    Perhaps Drag Teens were inevitable. The TV series were good, their marketing was smart and the British are always susceptible to Americana because of the shared language. It’s hard to know if it’s a Bad Thing or not. It does seem strange that the whole thing is based on fiction. It’s not as if real people in America talk in such a convoluted way (well, not most of them anyway), so DT-ism can seem like an example of that modern practice of trying to live a kind of life that doesn't really exist apart from in the mass media. In some ways D Ts are like a posher version of the men and women in my local pub who, when they get pissed, start talking as though they’re on the Jeremy Kyle.

    It could also be seen as a logical progression in a world of botox and collagen and lipo? The media/celebrity-fuelled obsession with preventing aging means that it has become completely unacceptable for people to show any signs of aging; even the parents in the new teen tv have to be hotties (see Gossip Girl). This is ridiculous but very difficult not to get sucked into, and as a result we now have loads of people who think they are being 'young' but in fact just look like old people with inappropriate clothing/haircuts etc.

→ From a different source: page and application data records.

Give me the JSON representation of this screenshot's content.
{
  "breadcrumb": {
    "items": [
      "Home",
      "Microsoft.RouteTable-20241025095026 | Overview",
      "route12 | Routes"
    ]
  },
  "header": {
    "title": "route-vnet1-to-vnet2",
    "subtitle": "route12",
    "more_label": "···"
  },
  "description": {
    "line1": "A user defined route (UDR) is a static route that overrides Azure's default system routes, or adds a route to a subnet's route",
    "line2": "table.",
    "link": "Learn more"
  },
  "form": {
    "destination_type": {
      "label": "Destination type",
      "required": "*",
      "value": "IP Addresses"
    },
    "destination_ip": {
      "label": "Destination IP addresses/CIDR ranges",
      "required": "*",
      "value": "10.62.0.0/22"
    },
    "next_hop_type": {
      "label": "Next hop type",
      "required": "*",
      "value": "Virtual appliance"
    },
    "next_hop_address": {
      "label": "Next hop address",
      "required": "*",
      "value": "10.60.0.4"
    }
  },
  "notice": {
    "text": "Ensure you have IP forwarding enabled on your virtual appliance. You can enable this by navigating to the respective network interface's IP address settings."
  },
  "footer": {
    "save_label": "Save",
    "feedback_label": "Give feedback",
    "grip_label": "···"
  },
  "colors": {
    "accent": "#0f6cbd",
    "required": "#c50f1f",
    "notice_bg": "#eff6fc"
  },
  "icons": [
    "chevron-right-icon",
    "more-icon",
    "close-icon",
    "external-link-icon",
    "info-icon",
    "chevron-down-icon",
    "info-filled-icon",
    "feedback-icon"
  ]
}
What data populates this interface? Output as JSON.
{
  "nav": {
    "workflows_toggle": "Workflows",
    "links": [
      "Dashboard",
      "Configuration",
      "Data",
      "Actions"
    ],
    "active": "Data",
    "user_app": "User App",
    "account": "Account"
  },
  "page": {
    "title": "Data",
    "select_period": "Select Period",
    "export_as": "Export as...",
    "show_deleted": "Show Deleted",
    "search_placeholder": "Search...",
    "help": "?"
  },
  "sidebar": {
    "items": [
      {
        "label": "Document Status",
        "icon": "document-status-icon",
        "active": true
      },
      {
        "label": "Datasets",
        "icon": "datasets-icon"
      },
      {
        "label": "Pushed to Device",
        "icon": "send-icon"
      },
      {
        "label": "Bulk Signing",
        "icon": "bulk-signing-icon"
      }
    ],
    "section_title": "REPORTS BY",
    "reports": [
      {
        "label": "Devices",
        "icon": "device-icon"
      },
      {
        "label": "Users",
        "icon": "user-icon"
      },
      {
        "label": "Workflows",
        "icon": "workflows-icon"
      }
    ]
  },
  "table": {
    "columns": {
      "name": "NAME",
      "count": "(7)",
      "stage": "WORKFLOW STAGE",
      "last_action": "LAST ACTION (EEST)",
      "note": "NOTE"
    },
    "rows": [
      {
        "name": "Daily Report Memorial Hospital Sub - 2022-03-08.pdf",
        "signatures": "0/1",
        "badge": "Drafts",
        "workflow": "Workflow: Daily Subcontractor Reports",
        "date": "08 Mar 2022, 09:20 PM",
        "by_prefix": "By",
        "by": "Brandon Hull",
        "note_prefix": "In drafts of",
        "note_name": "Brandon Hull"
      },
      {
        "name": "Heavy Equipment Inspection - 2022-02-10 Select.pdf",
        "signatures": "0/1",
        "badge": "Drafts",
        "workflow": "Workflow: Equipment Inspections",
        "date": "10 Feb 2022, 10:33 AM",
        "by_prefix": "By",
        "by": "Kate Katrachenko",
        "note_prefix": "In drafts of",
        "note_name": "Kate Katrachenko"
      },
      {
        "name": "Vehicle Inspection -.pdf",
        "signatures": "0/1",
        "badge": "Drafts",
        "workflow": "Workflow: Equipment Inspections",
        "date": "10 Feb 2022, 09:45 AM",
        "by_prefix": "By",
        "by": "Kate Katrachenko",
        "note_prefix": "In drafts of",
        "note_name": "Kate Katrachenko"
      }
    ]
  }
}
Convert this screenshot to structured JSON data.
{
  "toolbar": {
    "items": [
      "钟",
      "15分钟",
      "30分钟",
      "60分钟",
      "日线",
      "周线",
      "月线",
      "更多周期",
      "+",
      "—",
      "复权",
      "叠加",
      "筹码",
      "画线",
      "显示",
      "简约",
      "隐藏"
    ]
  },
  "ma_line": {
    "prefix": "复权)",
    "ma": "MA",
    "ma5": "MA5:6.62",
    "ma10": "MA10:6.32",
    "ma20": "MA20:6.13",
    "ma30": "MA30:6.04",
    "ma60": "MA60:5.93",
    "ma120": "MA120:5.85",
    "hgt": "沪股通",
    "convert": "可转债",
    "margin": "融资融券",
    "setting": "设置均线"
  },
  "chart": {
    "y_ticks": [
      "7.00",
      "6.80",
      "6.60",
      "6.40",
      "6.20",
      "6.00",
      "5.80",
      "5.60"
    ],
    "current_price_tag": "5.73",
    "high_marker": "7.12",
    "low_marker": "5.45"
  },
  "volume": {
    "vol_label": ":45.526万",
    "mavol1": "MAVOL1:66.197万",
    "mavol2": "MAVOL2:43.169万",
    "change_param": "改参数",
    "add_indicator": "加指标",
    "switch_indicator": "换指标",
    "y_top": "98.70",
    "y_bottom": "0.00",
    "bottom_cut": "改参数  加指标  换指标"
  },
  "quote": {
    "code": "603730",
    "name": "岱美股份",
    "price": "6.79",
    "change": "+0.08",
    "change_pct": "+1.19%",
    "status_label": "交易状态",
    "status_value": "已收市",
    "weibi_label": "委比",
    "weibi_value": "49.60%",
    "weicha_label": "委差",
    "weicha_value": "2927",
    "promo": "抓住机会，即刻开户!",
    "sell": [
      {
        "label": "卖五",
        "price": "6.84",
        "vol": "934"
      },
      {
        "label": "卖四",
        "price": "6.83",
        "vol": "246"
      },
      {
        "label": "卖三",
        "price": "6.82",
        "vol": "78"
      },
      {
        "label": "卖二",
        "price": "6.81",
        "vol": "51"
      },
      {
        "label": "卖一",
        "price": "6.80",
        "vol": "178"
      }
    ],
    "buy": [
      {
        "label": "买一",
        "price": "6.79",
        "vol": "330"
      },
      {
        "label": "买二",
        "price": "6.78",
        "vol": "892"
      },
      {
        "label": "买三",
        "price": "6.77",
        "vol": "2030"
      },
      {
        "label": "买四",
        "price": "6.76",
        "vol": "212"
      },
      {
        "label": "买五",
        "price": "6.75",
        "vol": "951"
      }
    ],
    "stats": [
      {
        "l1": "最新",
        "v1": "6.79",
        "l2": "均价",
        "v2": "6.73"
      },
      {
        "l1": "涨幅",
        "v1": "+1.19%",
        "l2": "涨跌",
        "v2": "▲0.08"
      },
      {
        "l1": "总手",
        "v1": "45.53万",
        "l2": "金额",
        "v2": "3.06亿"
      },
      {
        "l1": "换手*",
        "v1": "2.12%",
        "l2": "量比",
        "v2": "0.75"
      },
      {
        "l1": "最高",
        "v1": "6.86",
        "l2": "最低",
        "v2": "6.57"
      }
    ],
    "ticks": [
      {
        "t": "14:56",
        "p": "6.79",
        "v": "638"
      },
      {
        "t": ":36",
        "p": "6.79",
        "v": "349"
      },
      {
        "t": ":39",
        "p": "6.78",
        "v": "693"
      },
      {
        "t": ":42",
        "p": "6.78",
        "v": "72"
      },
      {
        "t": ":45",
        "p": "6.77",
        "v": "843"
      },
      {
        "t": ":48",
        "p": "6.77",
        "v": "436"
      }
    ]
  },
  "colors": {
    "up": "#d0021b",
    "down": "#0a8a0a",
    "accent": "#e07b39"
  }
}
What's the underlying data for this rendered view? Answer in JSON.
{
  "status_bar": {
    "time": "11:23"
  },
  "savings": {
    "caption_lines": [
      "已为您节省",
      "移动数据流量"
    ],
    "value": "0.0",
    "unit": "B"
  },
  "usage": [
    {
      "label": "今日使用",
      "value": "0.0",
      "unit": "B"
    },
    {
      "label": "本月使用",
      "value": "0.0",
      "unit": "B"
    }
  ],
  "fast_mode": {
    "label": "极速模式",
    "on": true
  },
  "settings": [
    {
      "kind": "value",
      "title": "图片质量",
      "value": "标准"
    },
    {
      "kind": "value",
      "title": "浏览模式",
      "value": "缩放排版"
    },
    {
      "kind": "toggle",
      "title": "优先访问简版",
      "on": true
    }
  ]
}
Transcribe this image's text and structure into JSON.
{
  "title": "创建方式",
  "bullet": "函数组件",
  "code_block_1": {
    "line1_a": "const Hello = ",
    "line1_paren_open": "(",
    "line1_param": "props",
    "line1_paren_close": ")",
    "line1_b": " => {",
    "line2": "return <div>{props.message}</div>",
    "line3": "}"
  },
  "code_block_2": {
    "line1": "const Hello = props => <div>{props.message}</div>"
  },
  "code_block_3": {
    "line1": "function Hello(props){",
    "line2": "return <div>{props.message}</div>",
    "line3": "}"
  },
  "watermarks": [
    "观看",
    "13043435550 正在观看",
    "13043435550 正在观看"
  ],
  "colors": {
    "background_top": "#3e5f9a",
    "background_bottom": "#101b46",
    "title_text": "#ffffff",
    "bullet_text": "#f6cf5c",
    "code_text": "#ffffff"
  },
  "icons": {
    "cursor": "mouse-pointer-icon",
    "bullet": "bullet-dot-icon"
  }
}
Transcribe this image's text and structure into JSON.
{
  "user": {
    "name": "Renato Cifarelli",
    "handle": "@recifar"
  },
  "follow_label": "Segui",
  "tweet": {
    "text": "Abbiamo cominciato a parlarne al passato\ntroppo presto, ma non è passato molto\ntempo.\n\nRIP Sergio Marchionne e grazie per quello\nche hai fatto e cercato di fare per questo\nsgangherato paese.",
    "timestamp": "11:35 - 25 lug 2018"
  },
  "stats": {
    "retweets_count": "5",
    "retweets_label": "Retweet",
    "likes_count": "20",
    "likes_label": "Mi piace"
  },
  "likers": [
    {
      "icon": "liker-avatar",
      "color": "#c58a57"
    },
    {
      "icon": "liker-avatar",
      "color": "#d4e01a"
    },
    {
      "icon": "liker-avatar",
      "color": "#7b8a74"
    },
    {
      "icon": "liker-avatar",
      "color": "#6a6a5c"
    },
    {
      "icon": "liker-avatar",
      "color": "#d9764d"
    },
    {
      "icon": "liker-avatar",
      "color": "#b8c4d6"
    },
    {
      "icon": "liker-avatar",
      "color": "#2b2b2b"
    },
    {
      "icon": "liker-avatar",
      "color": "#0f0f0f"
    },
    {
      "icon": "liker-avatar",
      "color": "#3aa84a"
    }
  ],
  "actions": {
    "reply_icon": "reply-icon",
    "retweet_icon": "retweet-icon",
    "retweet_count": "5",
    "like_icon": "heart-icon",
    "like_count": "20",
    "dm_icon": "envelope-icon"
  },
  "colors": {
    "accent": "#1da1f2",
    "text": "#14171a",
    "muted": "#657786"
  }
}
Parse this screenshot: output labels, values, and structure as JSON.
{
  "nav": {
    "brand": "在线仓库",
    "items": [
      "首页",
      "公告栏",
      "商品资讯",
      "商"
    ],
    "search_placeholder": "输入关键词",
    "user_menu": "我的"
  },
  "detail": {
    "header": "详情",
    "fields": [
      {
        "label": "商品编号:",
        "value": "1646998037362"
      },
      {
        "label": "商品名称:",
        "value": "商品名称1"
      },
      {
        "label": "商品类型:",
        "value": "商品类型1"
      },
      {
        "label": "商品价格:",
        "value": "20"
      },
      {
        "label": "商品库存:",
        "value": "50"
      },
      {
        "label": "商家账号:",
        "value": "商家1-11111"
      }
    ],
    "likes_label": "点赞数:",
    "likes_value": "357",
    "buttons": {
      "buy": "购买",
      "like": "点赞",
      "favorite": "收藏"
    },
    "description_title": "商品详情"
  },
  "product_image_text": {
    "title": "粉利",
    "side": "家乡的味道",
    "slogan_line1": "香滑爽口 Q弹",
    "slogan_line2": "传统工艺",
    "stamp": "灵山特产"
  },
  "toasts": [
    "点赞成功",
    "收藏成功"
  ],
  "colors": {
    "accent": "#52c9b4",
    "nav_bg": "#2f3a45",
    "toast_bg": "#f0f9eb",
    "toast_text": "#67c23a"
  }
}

    And yet, even though the sound of 40-year-old British men saying “I am sooooo like whatever!” does make me wince, this analysis seems somehow terribly serious and unforgiving now I’ve said it. Or rather typed it. It seems unforgiving because most of us are going through a frightening, confidence-sapping and depressing time when guiltless fun is a bit thin on the ground. Such times need forgiveness, daftness, escapism and small consolations; karaoke, , Susan Boyle, Kate Winslet winning an Oscar and some people thinking you’re bonkers but you just thinking you’re free. In this context, maybe using silly made-up slang is just a free way of adding something of interest to daily life. What are we meant to talk about past 35, our mortgage deficit?

    To be honest, I have to make allowances anyway. The couple watching High School Musical was me and the wife. I loved it; to be honest, I didn’t even mind my friends going about Zac, really, apart from one detail about they’d like to do to him. That was TMI, but you know. Whatever.